→ **EXERCISE**
You are asked to filter the data below and copy every line holding "that".

(Page and application data records)

BEGIN

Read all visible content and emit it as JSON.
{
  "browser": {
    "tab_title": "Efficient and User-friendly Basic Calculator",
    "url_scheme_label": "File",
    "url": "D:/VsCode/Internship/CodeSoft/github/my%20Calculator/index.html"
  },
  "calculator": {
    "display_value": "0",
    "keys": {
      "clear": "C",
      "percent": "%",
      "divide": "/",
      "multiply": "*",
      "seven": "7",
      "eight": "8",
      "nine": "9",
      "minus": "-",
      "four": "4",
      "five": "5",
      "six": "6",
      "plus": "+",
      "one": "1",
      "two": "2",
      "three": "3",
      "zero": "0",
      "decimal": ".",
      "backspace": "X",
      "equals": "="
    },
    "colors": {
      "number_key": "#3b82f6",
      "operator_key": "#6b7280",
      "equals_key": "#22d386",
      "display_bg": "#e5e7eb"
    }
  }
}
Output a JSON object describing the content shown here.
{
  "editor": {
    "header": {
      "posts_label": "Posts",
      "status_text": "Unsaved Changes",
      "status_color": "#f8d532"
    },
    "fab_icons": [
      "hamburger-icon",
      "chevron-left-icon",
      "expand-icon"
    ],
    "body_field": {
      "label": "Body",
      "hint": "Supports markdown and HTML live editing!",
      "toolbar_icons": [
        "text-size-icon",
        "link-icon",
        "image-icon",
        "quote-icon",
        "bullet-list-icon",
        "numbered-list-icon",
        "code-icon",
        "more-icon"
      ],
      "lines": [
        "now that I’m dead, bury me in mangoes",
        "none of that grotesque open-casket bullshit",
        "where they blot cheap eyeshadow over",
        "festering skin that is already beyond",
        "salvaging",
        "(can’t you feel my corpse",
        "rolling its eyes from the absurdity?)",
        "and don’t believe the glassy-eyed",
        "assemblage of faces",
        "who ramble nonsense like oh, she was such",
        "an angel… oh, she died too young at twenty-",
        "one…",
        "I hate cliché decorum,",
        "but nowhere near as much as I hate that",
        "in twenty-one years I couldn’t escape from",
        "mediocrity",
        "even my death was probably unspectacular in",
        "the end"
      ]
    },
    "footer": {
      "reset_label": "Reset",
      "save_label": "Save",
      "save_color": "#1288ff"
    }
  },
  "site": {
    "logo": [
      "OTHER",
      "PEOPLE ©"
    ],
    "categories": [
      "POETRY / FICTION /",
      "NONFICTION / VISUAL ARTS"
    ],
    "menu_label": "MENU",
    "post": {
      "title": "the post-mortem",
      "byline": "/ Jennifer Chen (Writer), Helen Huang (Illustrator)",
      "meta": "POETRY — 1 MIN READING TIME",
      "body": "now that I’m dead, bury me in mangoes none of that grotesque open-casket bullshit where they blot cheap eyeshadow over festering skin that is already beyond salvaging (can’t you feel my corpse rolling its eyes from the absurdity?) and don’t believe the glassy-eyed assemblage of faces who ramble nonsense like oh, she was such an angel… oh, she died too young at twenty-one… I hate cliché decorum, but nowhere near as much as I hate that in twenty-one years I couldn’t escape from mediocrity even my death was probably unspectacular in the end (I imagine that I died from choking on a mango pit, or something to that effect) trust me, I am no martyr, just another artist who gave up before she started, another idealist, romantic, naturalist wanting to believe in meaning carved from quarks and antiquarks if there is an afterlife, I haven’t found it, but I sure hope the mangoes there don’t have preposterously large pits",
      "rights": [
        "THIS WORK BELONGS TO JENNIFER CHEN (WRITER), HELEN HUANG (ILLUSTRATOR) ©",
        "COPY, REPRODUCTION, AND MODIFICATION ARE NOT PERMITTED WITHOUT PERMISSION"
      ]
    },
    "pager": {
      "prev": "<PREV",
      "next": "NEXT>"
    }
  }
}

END

→ **ANSWER SPACE**
        "now that I’m dead, bury me in mangoes",
        "none of that grotesque open-casket bullshit",
        "festering skin that is already beyond",
        "but nowhere near as much as I hate that",
      "body": "now that I’m dead, bury me in mangoes none of that grotesque open-casket bullshit where they blot cheap eyeshadow over festering skin that is already beyond salvaging (can’t you feel my corpse rolling its eyes from the absurdity?) and don’t believe the glassy-eyed assemblage of faces who ramble nonsense like oh, she was such an angel… oh, she died too young at twenty-one… I hate cliché decorum, but nowhere near as much as I hate that in twenty-one years I couldn’t escape from mediocrity even my death was probably unspectacular in the end (I imagine that I died from choking on a mango pit, or something to that effect) trust me, I am no martyr, just another artist who gave up before she started, another idealist, romantic, naturalist wanting to believe in meaning carved from quarks and antiquarks if there is an afterlife, I haven’t found it, but I sure hope the mangoes there don’t have preposterously large pits",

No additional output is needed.